• Instructions for the task: Track down each line below containing the string "закона" and copy it.

• Entries shown:
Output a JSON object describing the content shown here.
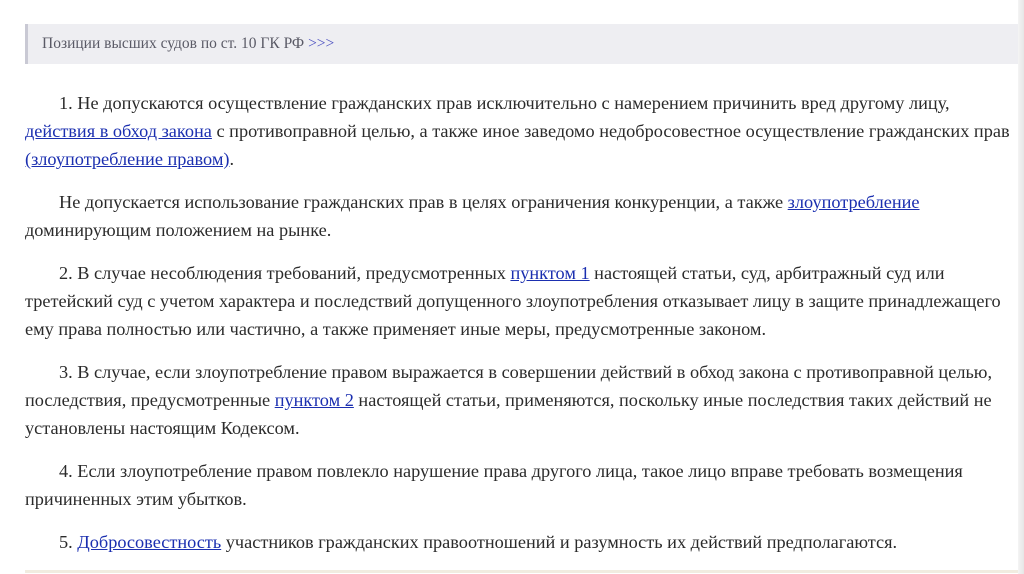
{
  "header": {
    "title": "Позиции высших судов по ст. 10 ГК РФ",
    "link": ">>>"
  },
  "paragraphs": [
    {
      "t1": "1. Не допускаются осуществление гражданских прав исключительно с намерением причинить вред другому лицу, ",
      "link1": "действия в обход закона",
      "t2": " с противоправной целью, а также иное заведомо недобросовестное осуществление гражданских прав ",
      "link2": "(злоупотребление правом)",
      "t3": "."
    },
    {
      "t1": "Не допускается использование гражданских прав в целях ограничения конкуренции, а также ",
      "link1": "злоупотребление",
      "t2": " доминирующим положением на рынке."
    },
    {
      "t1": "2. В случае несоблюдения требований, предусмотренных ",
      "link1": "пунктом 1",
      "t2": " настоящей статьи, суд, арбитражный суд или третейский суд с учетом характера и последствий допущенного злоупотребления отказывает лицу в защите принадлежащего ему права полностью или частично, а также применяет иные меры, предусмотренные законом."
    },
    {
      "t1": "3. В случае, если злоупотребление правом выражается в совершении действий в обход закона с противоправной целью, последствия, предусмотренные ",
      "link1": "пунктом 2",
      "t2": " настоящей статьи, применяются, поскольку иные последствия таких действий не установлены настоящим Кодексом."
    },
    {
      "t1": "4. Если злоупотребление правом повлекло нарушение права другого лица, такое лицо вправе требовать возмещения причиненных этим убытков."
    },
    {
      "t1": "5. ",
      "link1": "Добросовестность",
      "t2": " участников гражданских правоотношений и разумность их действий предполагаются."
    }
  ]
}
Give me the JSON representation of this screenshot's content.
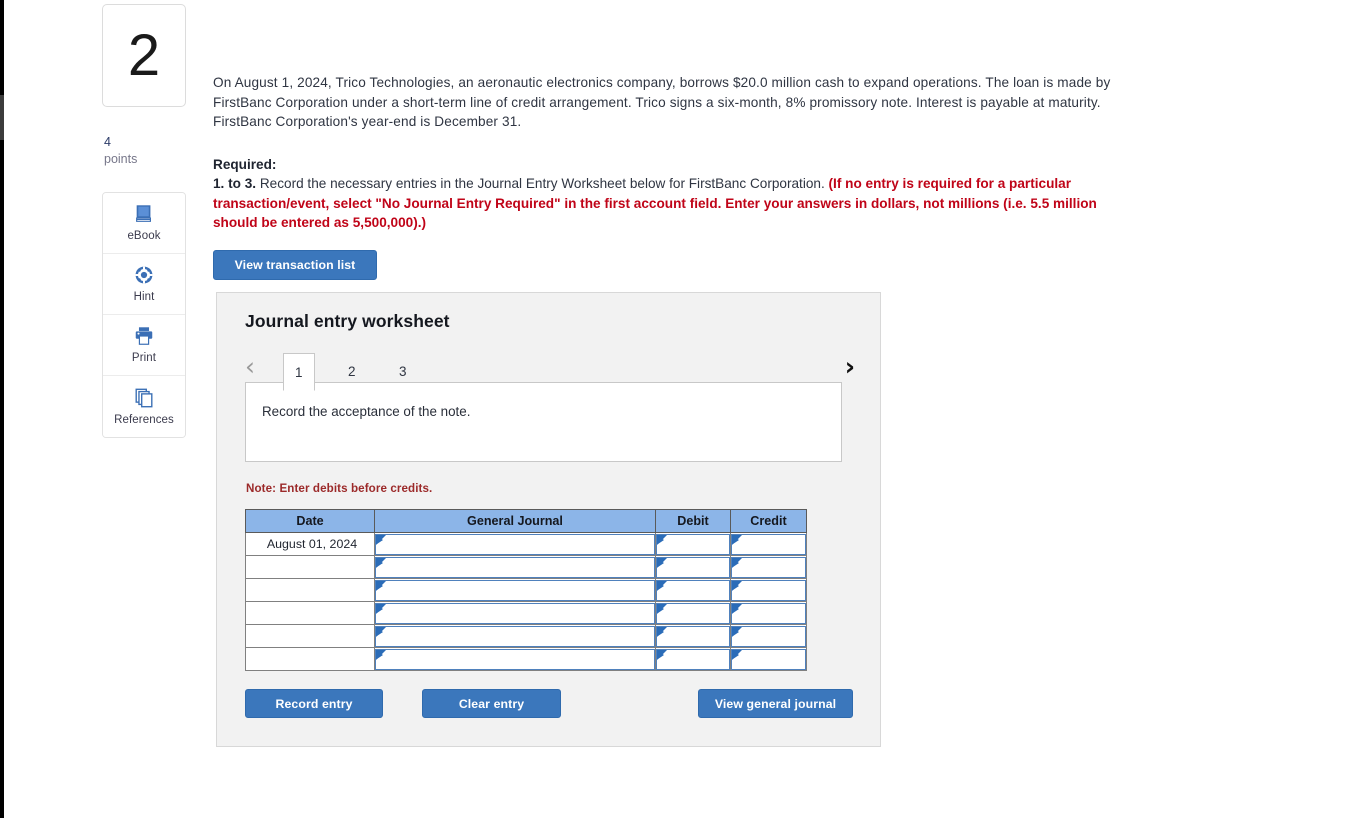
{
  "question": {
    "number": "2",
    "points_value": "4",
    "points_word": "points"
  },
  "tools": [
    {
      "label": "eBook",
      "icon": "book-icon"
    },
    {
      "label": "Hint",
      "icon": "life-preserver-icon"
    },
    {
      "label": "Print",
      "icon": "printer-icon"
    },
    {
      "label": "References",
      "icon": "pages-stack-icon"
    }
  ],
  "problem": {
    "body": "On August 1, 2024, Trico Technologies, an aeronautic electronics company, borrows $20.0 million cash to expand operations. The loan is made by FirstBanc Corporation under a short-term line of credit arrangement. Trico signs a six-month, 8% promissory note. Interest is payable at maturity. FirstBanc Corporation's year-end is December 31."
  },
  "required": {
    "heading": "Required:",
    "item_prefix": "1. to 3.",
    "item_text": " Record the necessary entries in the Journal Entry Worksheet below for FirstBanc Corporation. ",
    "red_note": "(If no entry is required for a particular transaction/event, select \"No Journal Entry Required\" in the first account field. Enter your answers in dollars, not millions (i.e. 5.5 million should be entered as 5,500,000).)"
  },
  "buttons": {
    "view_transaction_list": "View transaction list",
    "record_entry": "Record entry",
    "clear_entry": "Clear entry",
    "view_general_journal": "View general journal"
  },
  "worksheet": {
    "title": "Journal entry worksheet",
    "prev_chevron": "‹",
    "next_chevron": "›",
    "tabs": [
      {
        "label": "1",
        "active": true
      },
      {
        "label": "2",
        "active": false
      },
      {
        "label": "3",
        "active": false
      }
    ],
    "panel_text": "Record the acceptance of the note.",
    "note": "Note: Enter debits before credits.",
    "table": {
      "headers": [
        "Date",
        "General Journal",
        "Debit",
        "Credit"
      ],
      "rows": [
        {
          "date": "August 01, 2024",
          "general_journal": "",
          "debit": "",
          "credit": ""
        },
        {
          "date": "",
          "general_journal": "",
          "debit": "",
          "credit": ""
        },
        {
          "date": "",
          "general_journal": "",
          "debit": "",
          "credit": ""
        },
        {
          "date": "",
          "general_journal": "",
          "debit": "",
          "credit": ""
        },
        {
          "date": "",
          "general_journal": "",
          "debit": "",
          "credit": ""
        },
        {
          "date": "",
          "general_journal": "",
          "debit": "",
          "credit": ""
        }
      ]
    }
  },
  "colors": {
    "accent_blue": "#3b77bc",
    "table_header_blue": "#8cb5e8",
    "red_note": "#c00418",
    "note_maroon": "#9c2a2a",
    "panel_gray": "#f2f2f2"
  }
}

• Solution:
      "link1": "действия в обход закона",
      "t1": "3. В случае, если злоупотребление правом выражается в совершении действий в обход закона с противоправной целью, последствия, предусмотренные ",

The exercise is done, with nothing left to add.